Accept the premise of their play. If your child comes to you with a blob of play dough on her nose and says, “I’m a clown!” say back, “How do you do, Clown. I’m an elephant.” A circus has been born.
Children invite us into their world of imagination all the time. It is unpredictable. It is not “correct.” It requires rules to be made up as you go along. When we value children’s ingenuity, we strengthen their natural born ability to create. We tell them through our actions their unique way of approaching life is welcome.
Ask children questions. Be curious to know what they think, and suspend your knowledge and correct-o-meter when they answer. Put yourselves in a place of wonderment and really hear their thoughts, their points of view. For example, last fall during a walk through brightly colored foliage, I asked my daughter how she thought the leaves change colors. She had an elaborate theory that involved vitamins from the air landing on the leaves. I asked follow up questions, and listened to her develop a well-articulated theory about fall.
Some parents get concerned — when will my child learn the “real” answer? Learning how to think is vastly more important than learning what to think. My daughter will learn some day (and then probably forget like most of us) how leaves change color in science class. But because I ask and value what she has to say now, she has the opportunity to develop her self-concept as one who has ideas, one who can be a generator of knowledge, not just a consumer of someone else’s facts.
Conversely, what should be avoided?
If a child comes to you with a blob of play dough on his nose and says, “I’m a clown!” Don’t say, “You look silly. Make sure you don’t eat that stuff. I see some on your lip there.” How often do we unknowingly squash our children’s creative impulse? Probably more than we realize.
When we don’t give children the opportunity to be absurd, do things differently than we might, or make mistakes in a safe emotional environment, we take away their chance to develop their own genius.
We — children and adults alike — shun our natural creativity and curiosity when we strive to get the right answer, or say and do what is expected of us in order to not be judged.
How do you stay inspired?

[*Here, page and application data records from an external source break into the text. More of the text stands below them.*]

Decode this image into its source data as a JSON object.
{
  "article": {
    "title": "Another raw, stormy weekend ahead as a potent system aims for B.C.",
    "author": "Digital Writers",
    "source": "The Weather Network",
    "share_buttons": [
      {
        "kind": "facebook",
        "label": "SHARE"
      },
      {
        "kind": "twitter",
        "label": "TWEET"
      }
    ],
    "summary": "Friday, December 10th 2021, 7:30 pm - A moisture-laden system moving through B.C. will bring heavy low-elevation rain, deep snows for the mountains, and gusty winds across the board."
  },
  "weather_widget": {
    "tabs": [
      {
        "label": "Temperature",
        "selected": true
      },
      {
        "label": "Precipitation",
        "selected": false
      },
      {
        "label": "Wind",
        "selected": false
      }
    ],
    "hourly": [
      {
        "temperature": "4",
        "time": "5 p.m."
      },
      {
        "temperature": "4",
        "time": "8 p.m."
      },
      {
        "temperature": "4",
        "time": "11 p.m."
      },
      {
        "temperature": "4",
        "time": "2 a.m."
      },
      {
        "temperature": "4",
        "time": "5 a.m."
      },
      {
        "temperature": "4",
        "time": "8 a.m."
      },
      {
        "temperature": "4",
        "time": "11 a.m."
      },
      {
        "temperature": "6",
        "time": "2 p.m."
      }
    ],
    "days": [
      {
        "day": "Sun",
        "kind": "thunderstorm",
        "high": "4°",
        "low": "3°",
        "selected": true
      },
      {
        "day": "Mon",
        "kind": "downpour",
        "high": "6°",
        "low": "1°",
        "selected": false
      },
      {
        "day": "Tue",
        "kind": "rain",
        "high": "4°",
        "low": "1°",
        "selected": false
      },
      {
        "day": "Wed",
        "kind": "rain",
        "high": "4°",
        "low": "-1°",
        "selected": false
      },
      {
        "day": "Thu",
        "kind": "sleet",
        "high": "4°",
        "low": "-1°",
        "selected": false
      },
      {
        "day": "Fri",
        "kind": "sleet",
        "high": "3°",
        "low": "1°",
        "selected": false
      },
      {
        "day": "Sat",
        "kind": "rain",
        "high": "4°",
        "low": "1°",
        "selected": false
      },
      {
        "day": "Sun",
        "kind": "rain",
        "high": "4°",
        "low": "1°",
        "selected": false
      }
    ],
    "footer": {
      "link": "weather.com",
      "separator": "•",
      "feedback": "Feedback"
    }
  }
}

I hang around children. And adults who care about children. Right now my daughter, age four, is designing her own tree house. When I asked her how she wanted to get up to her tree house, she said, “By roller coaster!” Ha! Children give us the courage to venture into the unknown, the delight of the unexpected, and the mandate to experience joy again and again. It is hard not to be inspired by children’s approach to life!

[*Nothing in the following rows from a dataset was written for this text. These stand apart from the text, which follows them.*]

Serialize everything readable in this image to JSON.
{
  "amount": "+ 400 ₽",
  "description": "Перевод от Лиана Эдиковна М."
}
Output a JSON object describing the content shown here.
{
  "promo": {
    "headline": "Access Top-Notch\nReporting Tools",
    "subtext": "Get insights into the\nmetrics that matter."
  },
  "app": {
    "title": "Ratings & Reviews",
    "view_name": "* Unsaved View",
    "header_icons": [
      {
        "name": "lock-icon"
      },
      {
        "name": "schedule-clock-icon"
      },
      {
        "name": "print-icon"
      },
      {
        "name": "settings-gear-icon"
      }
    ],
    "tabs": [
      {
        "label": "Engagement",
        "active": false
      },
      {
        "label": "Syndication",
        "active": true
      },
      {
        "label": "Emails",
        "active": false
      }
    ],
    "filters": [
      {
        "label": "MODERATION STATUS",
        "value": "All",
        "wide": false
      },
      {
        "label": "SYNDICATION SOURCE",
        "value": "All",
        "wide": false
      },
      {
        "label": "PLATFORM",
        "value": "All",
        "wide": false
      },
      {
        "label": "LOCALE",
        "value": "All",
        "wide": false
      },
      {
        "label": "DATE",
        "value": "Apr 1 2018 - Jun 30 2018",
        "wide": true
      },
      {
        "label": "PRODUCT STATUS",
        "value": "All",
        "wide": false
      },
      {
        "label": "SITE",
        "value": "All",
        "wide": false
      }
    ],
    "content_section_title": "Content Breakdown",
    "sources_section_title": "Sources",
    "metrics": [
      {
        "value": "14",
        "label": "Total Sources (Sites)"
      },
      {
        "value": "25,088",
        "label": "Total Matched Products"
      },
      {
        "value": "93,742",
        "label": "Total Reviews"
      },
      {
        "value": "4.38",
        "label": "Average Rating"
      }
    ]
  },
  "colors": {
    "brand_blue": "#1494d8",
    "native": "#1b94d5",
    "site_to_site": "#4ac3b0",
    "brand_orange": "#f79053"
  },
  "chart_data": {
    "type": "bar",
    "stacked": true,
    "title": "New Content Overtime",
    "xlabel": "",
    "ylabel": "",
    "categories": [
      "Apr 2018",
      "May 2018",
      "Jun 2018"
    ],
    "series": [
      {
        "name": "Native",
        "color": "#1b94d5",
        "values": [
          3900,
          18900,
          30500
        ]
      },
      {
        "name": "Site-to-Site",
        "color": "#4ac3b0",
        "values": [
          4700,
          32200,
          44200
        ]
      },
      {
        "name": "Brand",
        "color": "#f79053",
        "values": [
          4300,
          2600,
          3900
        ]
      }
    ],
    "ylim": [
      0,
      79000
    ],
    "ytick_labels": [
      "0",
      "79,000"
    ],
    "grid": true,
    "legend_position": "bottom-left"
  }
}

If you could order parents to do one thing and one thing only with their children, what would it be?
Listen to your children with wide open ears and heart. Know they are brilliant just as they are. Allow their brilliance to shine.